■ Extracted information ■
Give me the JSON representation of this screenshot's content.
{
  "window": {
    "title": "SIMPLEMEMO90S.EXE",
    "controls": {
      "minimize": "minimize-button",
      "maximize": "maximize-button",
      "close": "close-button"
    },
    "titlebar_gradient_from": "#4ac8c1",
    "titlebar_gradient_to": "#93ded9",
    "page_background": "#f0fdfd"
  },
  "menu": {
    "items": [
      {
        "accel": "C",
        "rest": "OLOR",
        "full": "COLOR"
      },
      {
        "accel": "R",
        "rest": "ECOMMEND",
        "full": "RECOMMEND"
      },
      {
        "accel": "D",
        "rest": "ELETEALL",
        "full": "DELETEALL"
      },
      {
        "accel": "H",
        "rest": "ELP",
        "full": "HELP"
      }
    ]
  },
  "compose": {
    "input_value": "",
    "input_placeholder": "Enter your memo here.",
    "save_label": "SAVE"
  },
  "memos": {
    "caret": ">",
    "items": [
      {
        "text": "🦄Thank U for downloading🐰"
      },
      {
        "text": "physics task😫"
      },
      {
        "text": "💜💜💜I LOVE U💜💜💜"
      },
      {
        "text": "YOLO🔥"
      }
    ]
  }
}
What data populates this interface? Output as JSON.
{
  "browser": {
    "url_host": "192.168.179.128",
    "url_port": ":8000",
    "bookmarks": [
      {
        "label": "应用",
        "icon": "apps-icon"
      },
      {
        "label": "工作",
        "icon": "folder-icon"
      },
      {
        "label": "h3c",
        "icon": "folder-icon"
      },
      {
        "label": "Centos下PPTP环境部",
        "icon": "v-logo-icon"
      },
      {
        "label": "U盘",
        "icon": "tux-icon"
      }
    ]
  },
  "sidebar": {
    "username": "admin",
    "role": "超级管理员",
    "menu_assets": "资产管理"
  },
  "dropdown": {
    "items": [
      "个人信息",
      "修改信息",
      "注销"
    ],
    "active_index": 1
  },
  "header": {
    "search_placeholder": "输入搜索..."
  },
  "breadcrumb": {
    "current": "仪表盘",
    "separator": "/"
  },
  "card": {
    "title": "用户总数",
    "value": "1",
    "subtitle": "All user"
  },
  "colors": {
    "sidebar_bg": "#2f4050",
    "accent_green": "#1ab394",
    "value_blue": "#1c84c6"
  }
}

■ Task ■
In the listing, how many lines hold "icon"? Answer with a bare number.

■ Solution to this task ■
5